HIGHLANDS RANCH – During the day, seventh-grader Lyla Padden is a typical student at Rocky Heights Middle School—she has friends, homework and deals with the stress of TCAP tests.
 
“It’s been a long day with testing,” Lyla said as she joined us for a phone interview.
 
When she gets home after a long day of school, the 13-year-old turns her attention to her passion—her business—Flour Gal Cupcakes.
 
"She still plays sports, still has friends, and still goes to the mall. She is a normal kid, who happens to own a business," said her mom Monica Padden.
 
About three years ago, when she was only 10, Lyla was inspired to start her own business after visit to Young AmeriTowne, a hands-on experience in free enterprise for elementary students. With a little prompting from her fifth-grade teacher and some help from crowd-source investors at FirstFunder.com, she was able to bring her cupcakes to the public. 
 
Lyla’s vision, hard work and delectable baking have grown the business and won her the 2012 Colorado Young Entrepreneurs Award (from the Young Americans Center for Financial Education), the 2012 Rockies Venture Club Colorado Capital Conference Youth Entrepreneurship Award and the 2012 Million Dollar Butterflies Top Entrepreneur Award.
 
Recently, Lyla and her business got the attention of NBC’s Today Show. She was one of only four kids to win the show’s “Today's Future Stars of Tomorrow” contest and will appear live on the Today Show on Friday morning, March 15.
 
Lyla and her mom are being flown to New York, provided with accommodations in a nice hotel and will be picked by a limo for an appearance on the Today Show with Al Roker. A young singer, an artist and a fashion designer will also be on the show.
 
“I’m super excited,” Lyla said.
 
She’s shared the news with her friends at Rocky Heights too. 
 
“They’re proud of me and shocked,” Lyla said.
 
She says she can’t wait to bring her cupcakes to the Big Apple and introduce them to the world.
 
“It was always my dream to make cupcakes for other people,” Lyla said. “I felt like Willie Wonka because he wanted to share his chocolates with everyone and I want to share my cupcakes with everyone.”
 
She knows the national exposure could mean having orders from across the country.
“I’m trying to figure out how to ship the cupcakes so when they’re received they still look good,” Lyla said.
 
Her goal is to eventually bring her cupcakes to a commercial kitchen so she can expand production and to have her own cupcake store.
 
“It’s still really fun and I definitely picture myself doing this after I’m done with school to continue my dream,” she said.
 
She is not stopping there, however.  Lyla plans to go to Princeton when she graduates from high school, and is already cooking up another business opportunity.
 
“She’s also already got another idea going for her next business.  She’s definitely an entrepreneur at heart,” Monica Padden said. “It’s been amazing to watch her grow. She started this when she was 10. Now she is 13 and to see how this has progressed... both my husband and I, we couldn’t be prouder.  We say it’s the frosting on the cake.”
 
The family says it is a little too early to discuss the new business, but will disclose that it has something to do with shoes.
April 2, 2013 | By Anonymous | Category: Communications

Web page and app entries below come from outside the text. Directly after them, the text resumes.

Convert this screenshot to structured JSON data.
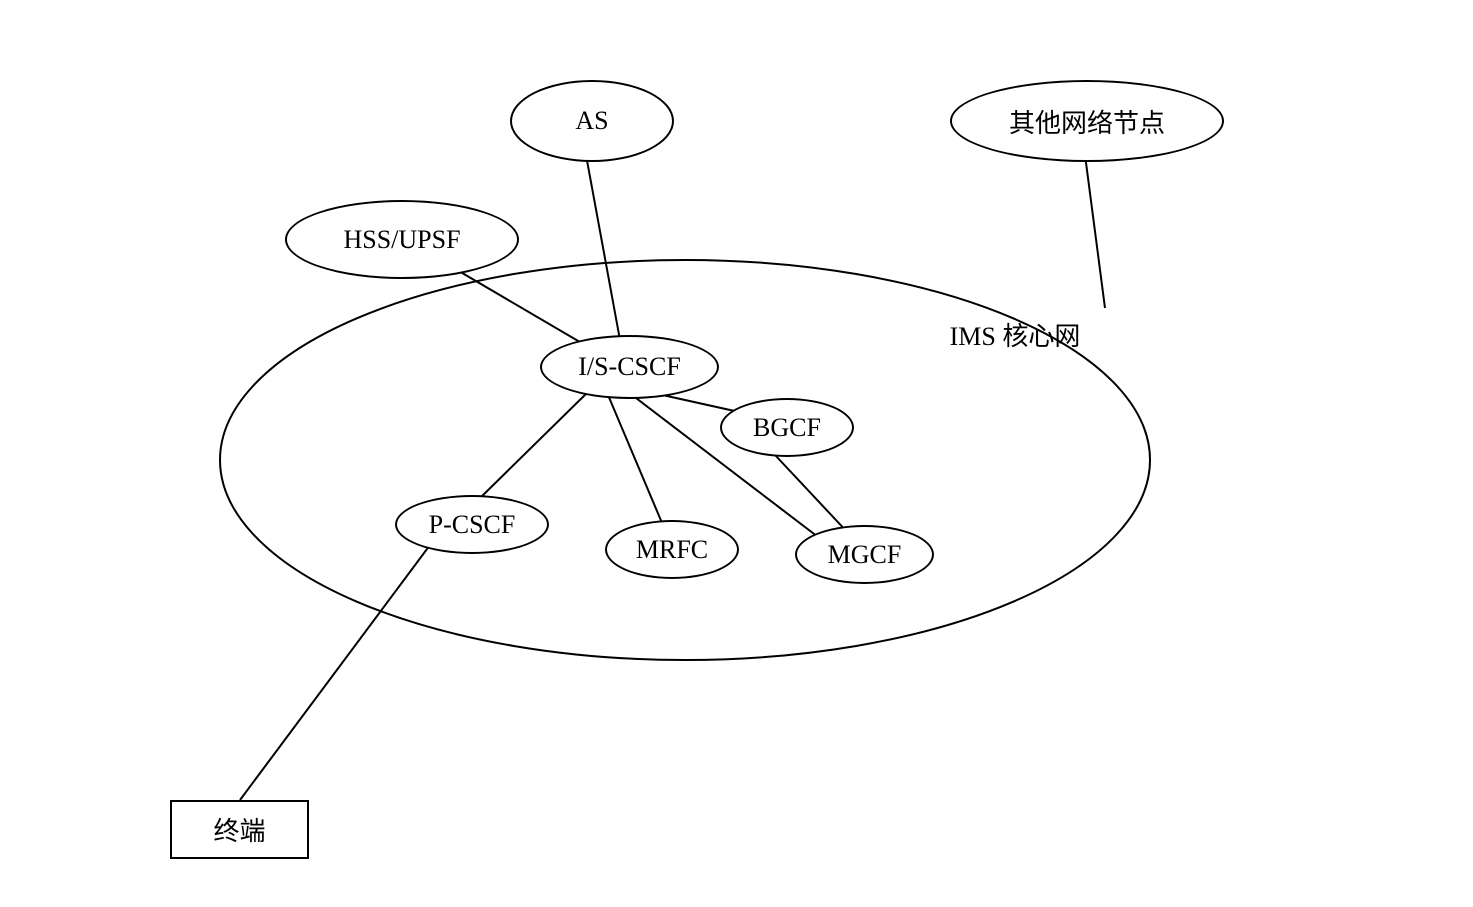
{
  "nodes": {
    "as": "AS",
    "other_network": "其他网络节点",
    "hss_upsf": "HSS/UPSF",
    "is_cscf": "I/S-CSCF",
    "bgcf": "BGCF",
    "p_cscf": "P-CSCF",
    "mrfc": "MRFC",
    "mgcf": "MGCF",
    "terminal": "终端"
  },
  "labels": {
    "ims_core": "IMS 核心网"
  }
}
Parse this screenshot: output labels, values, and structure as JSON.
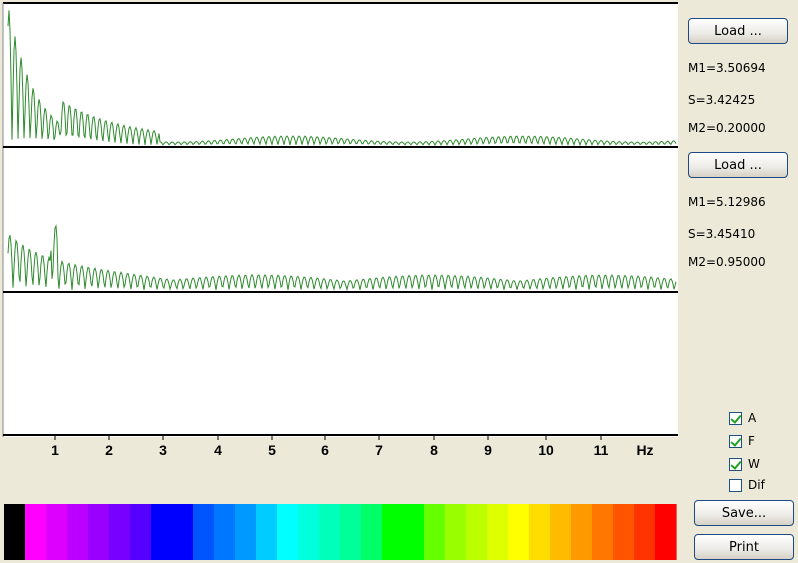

District News

Colorful dark sky with a near-full eclipse of the sun.

Planning is already underway to ensure that students can experience this unique event. We are asking our staff to take precautionary measures if they plan to involve their students in this amazing experience, to ensure the safety of all involved. Students will be instructed not to look at the partially or even near-fully eclipsed sun with the naked eye.  Additionally, homemade filters or ordinary sunglasses—even very dark ones—are not safe for looking at the sun.

 

student speaking at podium, teacher looking at her proudly.

The Boettcher Foundation recently honored 42 Colorado teachers for the significant impact they have had on some of Colorado’s top students – with five of the teachers coming from the Douglas County School District. Every year, the Boettcher Foundation allows each scholarship recipient to acknowledge the teacher who has had the greatest impact on the student’s life. During a special ceremony at the Denver Botanic Gardens, each Boettcher Scholar shared moving stories and thoughtful remarks about his or her teacher.

Large group of middle school students walking on an outdoor field.

All Douglas County School District (DCSD) Middle Schools are gaining an additional full-time counselor this year thanks to a recent grant awarded by the State of Colorado totaling nearly $900,000. Each counselor will have a specific focus on school culture and prevention related to mental health and substance abuse. Additionally, the grant includes funds awarded to each middle school for evidence-based prevention programs and activities.